[Data about app and page elements]

▼▼▼

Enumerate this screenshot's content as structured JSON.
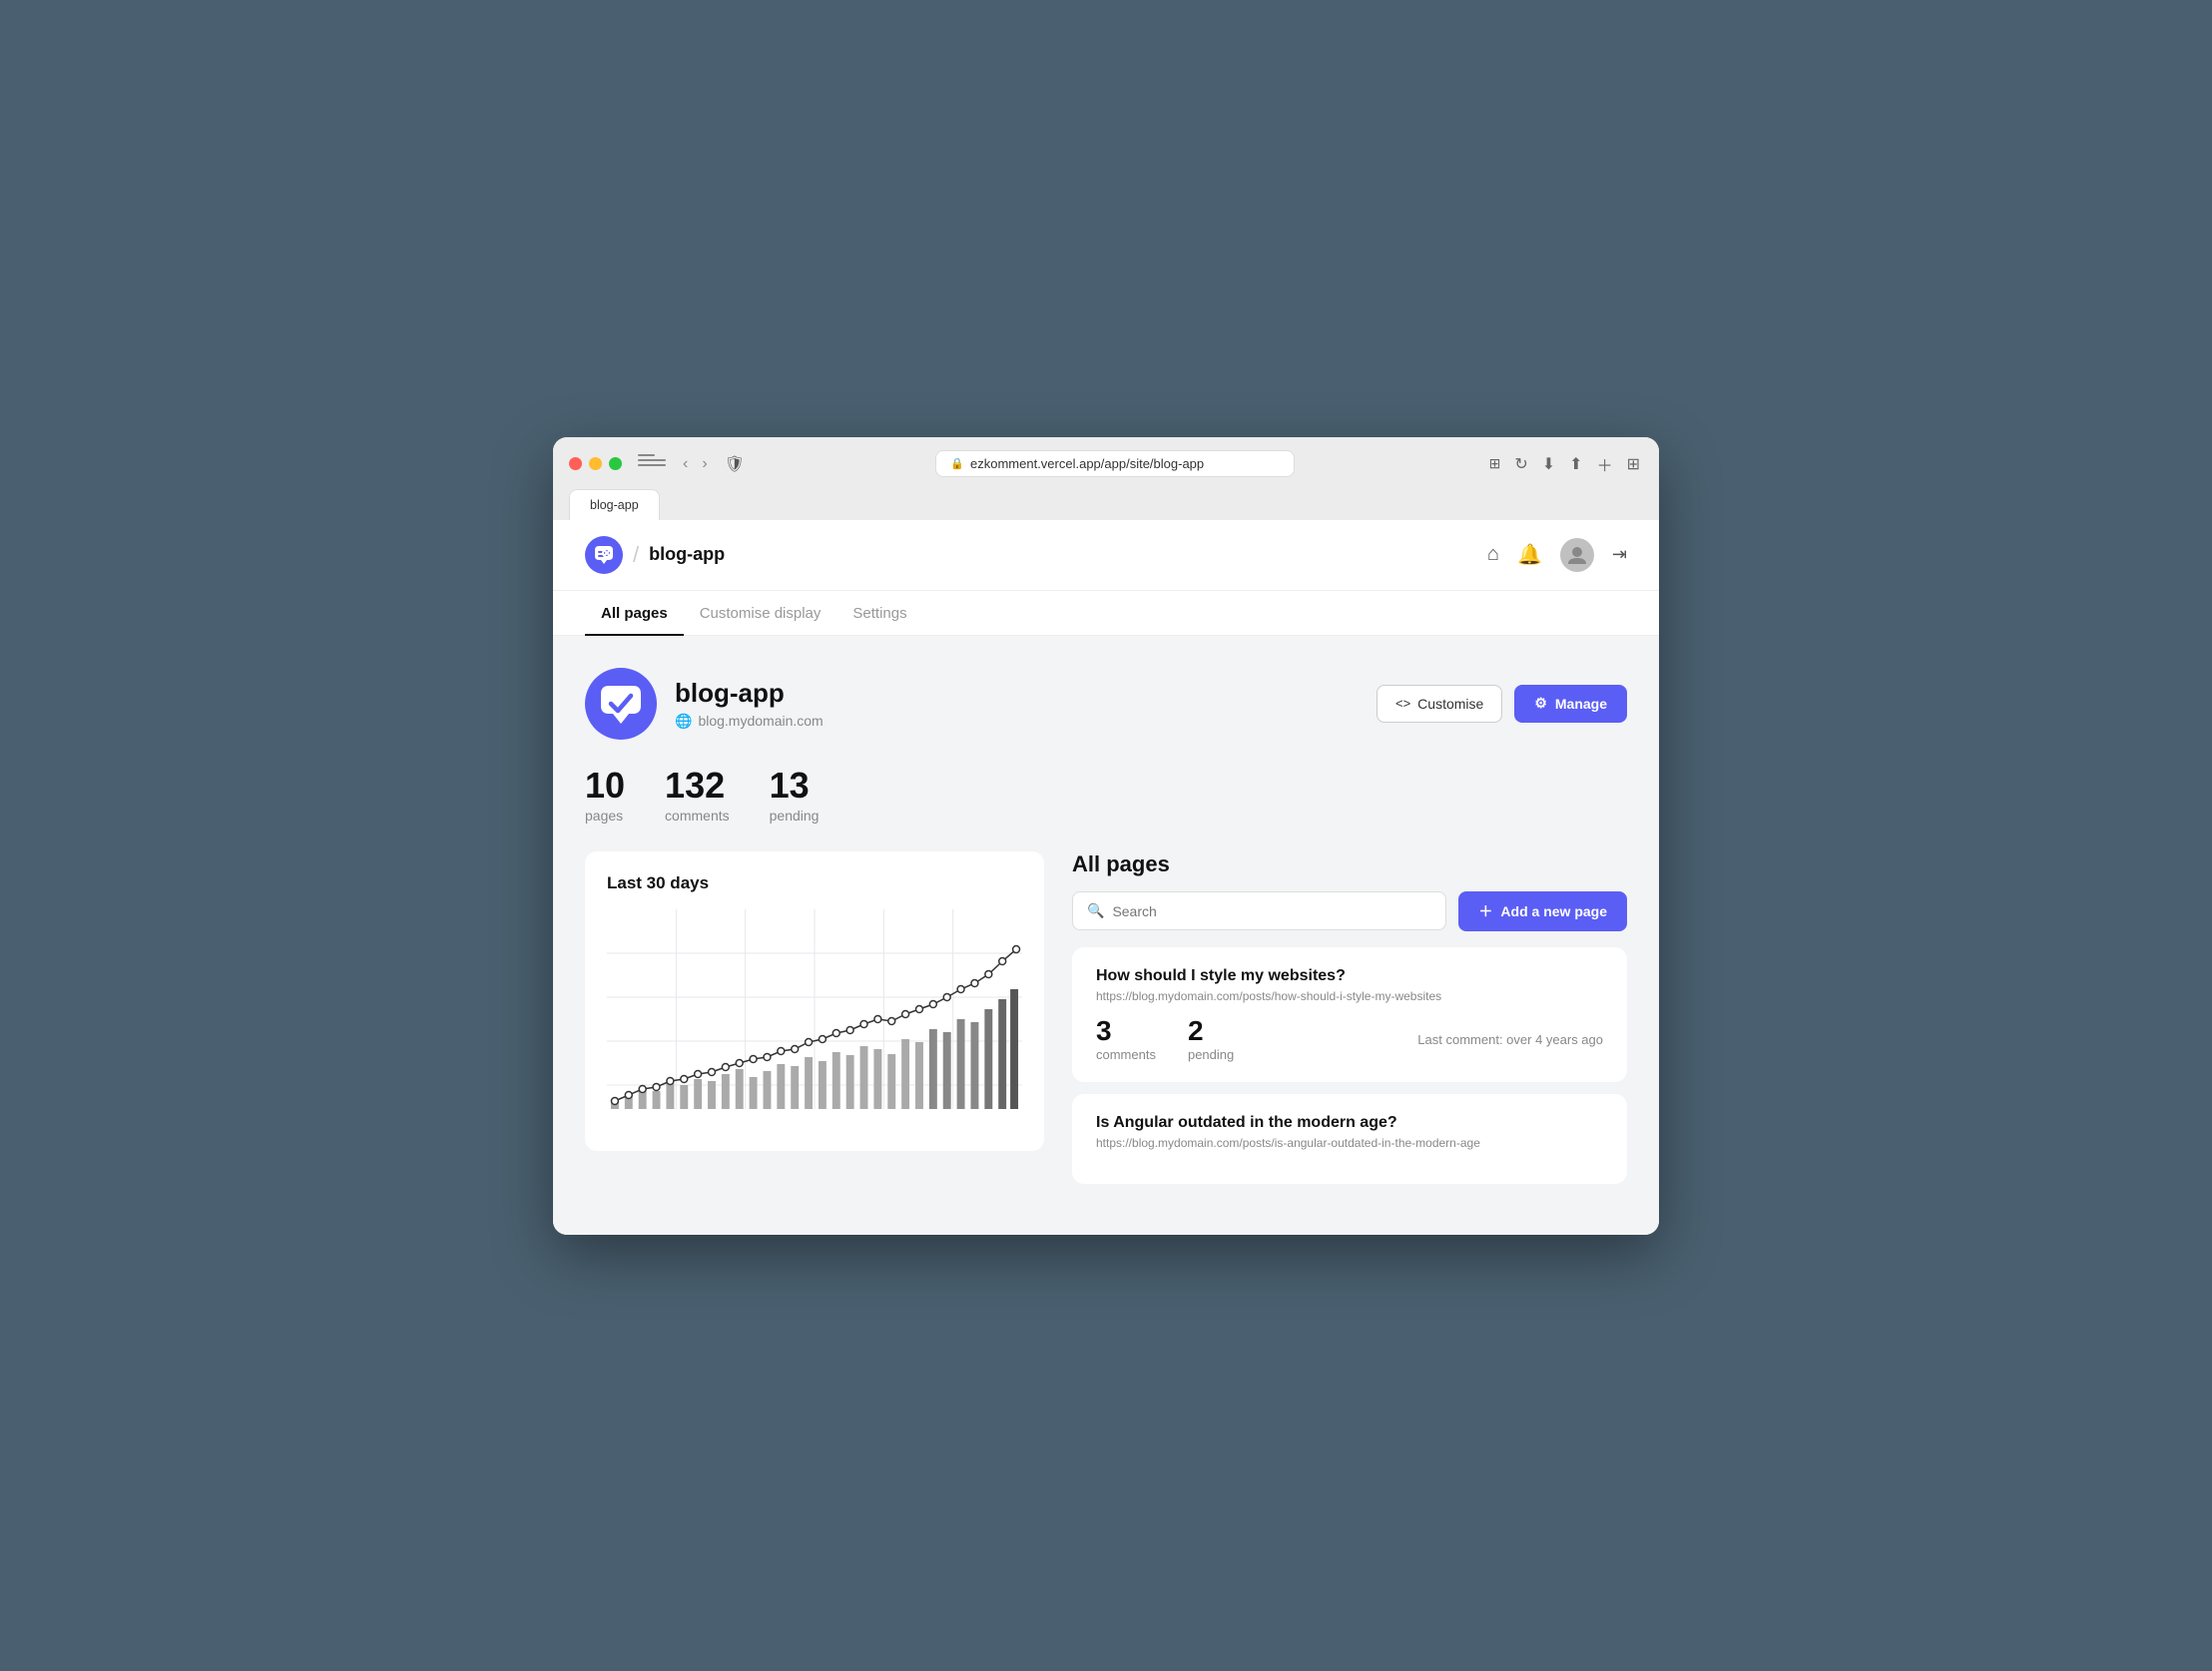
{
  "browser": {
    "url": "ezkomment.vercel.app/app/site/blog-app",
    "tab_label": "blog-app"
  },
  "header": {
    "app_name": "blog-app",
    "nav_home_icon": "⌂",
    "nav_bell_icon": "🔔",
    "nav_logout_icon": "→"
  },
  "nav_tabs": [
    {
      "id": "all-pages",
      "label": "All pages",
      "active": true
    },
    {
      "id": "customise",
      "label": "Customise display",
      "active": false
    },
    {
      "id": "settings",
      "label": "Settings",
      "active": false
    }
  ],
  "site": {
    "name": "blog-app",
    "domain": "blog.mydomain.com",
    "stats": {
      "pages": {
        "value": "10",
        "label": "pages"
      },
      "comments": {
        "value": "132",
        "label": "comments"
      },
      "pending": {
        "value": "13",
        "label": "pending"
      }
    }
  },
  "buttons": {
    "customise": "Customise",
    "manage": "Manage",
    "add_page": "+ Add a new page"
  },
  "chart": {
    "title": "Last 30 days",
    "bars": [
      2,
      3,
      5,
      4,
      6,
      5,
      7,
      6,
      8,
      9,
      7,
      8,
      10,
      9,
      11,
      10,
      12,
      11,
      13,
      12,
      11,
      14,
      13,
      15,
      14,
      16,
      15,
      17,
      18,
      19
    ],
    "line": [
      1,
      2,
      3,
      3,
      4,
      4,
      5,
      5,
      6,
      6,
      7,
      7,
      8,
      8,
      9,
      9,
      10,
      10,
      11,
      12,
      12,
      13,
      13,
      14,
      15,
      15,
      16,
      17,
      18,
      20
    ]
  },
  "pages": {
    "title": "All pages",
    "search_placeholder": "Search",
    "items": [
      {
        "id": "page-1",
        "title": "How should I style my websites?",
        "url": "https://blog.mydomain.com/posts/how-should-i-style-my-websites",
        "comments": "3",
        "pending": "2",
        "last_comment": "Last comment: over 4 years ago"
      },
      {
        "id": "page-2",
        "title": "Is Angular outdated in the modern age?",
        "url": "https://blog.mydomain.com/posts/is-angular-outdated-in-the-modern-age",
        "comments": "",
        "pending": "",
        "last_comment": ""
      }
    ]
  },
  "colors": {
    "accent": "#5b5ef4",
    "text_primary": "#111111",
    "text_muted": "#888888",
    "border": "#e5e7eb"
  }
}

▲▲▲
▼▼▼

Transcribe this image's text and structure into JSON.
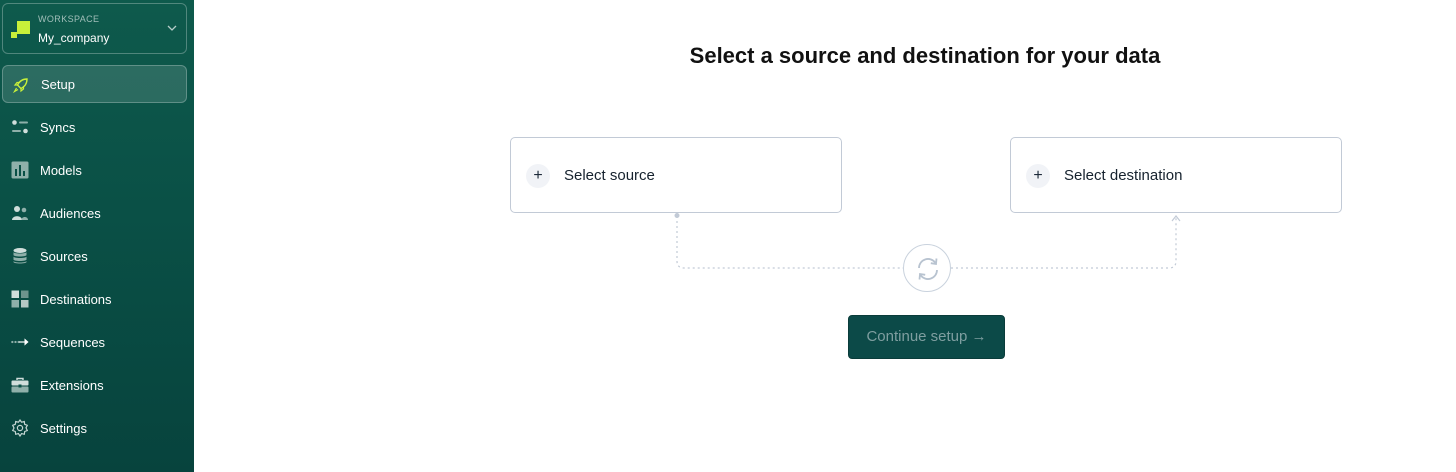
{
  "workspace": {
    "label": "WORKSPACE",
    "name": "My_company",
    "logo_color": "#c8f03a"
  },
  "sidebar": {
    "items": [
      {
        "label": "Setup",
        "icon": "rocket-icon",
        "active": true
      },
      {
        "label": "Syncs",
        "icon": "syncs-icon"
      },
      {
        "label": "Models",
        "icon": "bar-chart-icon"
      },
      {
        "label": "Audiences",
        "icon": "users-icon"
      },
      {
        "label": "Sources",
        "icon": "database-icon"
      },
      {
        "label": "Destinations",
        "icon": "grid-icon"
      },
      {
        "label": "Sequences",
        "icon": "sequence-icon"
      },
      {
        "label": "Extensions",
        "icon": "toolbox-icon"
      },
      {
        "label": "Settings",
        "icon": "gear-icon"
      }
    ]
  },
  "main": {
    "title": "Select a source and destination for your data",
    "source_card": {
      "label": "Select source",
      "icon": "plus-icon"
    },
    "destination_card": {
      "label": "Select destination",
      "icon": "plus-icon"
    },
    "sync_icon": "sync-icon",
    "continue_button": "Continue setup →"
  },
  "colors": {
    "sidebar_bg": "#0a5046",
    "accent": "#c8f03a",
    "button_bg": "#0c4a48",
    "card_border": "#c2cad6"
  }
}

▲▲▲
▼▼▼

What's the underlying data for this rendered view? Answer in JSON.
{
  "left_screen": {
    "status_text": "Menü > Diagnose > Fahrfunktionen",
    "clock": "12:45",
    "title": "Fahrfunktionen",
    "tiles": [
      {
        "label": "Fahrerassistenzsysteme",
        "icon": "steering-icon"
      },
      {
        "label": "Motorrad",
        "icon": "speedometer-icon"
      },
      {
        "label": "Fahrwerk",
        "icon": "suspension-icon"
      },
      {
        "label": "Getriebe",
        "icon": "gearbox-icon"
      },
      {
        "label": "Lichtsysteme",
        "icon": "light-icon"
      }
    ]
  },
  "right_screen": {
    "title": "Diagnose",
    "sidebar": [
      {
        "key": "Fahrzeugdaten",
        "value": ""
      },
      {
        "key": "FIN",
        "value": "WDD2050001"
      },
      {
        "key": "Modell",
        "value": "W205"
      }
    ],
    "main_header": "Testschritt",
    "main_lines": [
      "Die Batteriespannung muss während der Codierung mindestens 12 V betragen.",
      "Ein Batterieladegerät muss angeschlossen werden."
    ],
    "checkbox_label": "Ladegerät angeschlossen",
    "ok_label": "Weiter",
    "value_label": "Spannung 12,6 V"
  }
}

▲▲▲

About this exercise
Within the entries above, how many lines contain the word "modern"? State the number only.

Response to this task
2